It is time also, I suggest, the government build provincial museums and cultural centres to house, exhibit, and educate people about the heritage of a province. Each province can showcase their archaeological heritage, art, material culture, and living traditions in their own museums. The provincial museums can also be centres for art exhibitions and education centres for the people of the province and those who visit the province. It is the pride of each province to tell its own stories in the way they have developed from the prehistoric past to the present.
One of the unique provincial museum is the J.K. McCarthy Museum in Kainantu. It was renamed as the Kainantu Cultural Centre. It has been in operation for 30 years. It attracts hundreds of tourists annually for its pottery, crafts, paintings, and other crafts. Unique to this centre is the pottery made from local clay unique to the area of Obura-Wanenara. The recent support it received from the Minister of Tourism, Arts and Culture, Honourable Charles Abel to keep its operations going is moral boosting for its patrons.
“Museums around the world are united in as much they are keeping places for objects open on a restricted basis to members of the public,” says Gaynor Kavanagh. “But, beyond this they vary according to such factors as the political and social attitudes of those involved, funding structures, the legal framework and the ideological baggage of the time…Museums serve a multitude of purposes and in particular, play many roles, some of which are rarely even hinted at in a museum’s mission statement or development plan … They can be shelters from the rain, mortuaries for dead objects, shrines to the memory of wealthy donors (frequently long forgotten), forums for debate, repositories for community archives, centres of scholarship and understanding, instruments of social control, locations for recreation and reflection, sacred spaces where the spirits of the ancestors rest… No two people will find exactly the same thing in a museum, or in a museum visit.”
In his article “A House of Thousand Cultural Societies” Michael Kisombo had written an informative piece on our National Museum and Art Gallery, (The National, September 4th, 2009) which readers can turn to for more information.
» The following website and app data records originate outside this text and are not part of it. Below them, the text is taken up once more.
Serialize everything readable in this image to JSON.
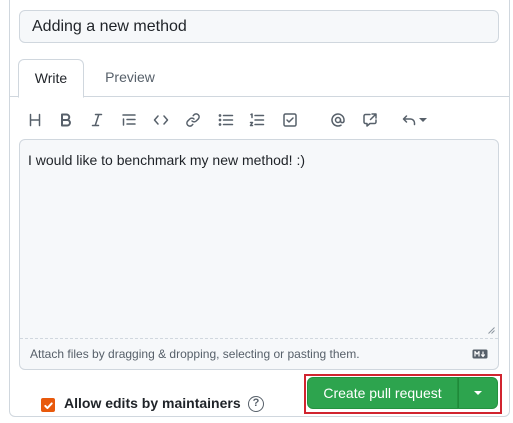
{
  "form": {
    "title_value": "Adding a new method",
    "tabs": [
      {
        "label": "Write",
        "active": true
      },
      {
        "label": "Preview",
        "active": false
      }
    ],
    "toolbar_icons": [
      "heading-icon",
      "bold-icon",
      "italic-icon",
      "quote-icon",
      "code-icon",
      "link-icon",
      "unordered-list-icon",
      "ordered-list-icon",
      "task-list-icon",
      "mention-icon",
      "cross-reference-icon",
      "saved-replies-icon"
    ],
    "body_value": "I would like to benchmark my new method! :)",
    "attach_hint": "Attach files by dragging & dropping, selecting or pasting them.",
    "allow_edits_label": "Allow edits by maintainers",
    "allow_edits_checked": true,
    "help_glyph": "?",
    "create_button_label": "Create pull request"
  },
  "colors": {
    "primary_button": "#2da44e",
    "checkbox": "#e8590c",
    "highlight_border": "#d1242f"
  }
}
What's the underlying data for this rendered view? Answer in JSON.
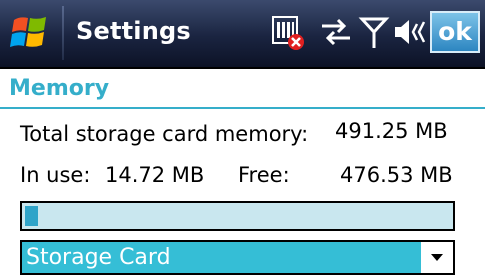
{
  "titlebar": {
    "title": "Settings",
    "ok_label": "ok",
    "icons": [
      "windows-start-icon",
      "sim-card-missing-icon",
      "connectivity-arrows-icon",
      "signal-antenna-icon",
      "speaker-muted-icon"
    ]
  },
  "memory": {
    "header": "Memory",
    "total_label": "Total storage card memory:",
    "total_value": "491.25 MB",
    "in_use_label": "In use:",
    "in_use_value": "14.72 MB",
    "free_label": "Free:",
    "free_value": "476.53 MB",
    "usage_fraction": 0.03
  },
  "dropdown": {
    "selected": "Storage Card"
  },
  "colors": {
    "accent": "#35aeca",
    "selection": "#35bed6",
    "progress_track": "#c9e7ef",
    "progress_fill": "#2fa4c9",
    "titlebar": "#1a2440",
    "ok_button": "#2d86c1"
  }
}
I am also aware of plans to have a new museum developed in the near future to give it much needed attention in Papua New Guinea. 
The personal reflections made here serve to reinforce what was already stated by others for the sake of keeping alive the conversation on the provision of   museum services and development of cultural centres in Papua New Guinea.